**What this task involves**. Pick every line out of the entries below that holds the string "construction", and report them.

**Data shown**.
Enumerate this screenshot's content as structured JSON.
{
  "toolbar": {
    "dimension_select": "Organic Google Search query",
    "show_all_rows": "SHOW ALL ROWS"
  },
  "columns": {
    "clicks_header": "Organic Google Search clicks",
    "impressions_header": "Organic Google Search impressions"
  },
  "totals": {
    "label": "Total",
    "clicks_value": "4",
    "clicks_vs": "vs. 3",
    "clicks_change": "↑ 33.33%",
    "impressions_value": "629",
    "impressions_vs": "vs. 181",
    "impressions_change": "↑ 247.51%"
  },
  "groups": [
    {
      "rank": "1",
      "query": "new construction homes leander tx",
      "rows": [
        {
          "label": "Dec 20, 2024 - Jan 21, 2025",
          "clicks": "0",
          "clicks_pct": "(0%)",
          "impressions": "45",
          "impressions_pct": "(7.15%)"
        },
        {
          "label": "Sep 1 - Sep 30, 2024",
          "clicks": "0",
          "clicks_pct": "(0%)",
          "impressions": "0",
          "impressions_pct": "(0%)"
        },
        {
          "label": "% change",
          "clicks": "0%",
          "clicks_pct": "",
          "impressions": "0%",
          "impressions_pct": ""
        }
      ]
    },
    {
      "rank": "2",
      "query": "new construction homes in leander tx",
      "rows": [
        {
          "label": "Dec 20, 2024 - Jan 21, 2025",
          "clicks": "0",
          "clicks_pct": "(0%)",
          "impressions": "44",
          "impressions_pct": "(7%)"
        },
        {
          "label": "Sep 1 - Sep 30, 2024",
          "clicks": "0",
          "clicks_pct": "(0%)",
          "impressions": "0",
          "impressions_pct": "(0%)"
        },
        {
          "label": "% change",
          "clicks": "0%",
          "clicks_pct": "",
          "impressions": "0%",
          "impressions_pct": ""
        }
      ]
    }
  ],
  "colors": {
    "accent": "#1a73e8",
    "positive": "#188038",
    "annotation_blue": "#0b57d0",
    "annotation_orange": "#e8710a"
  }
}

**Task answer**.
      "query": "new construction homes leander tx",
      "query": "new construction homes in leander tx",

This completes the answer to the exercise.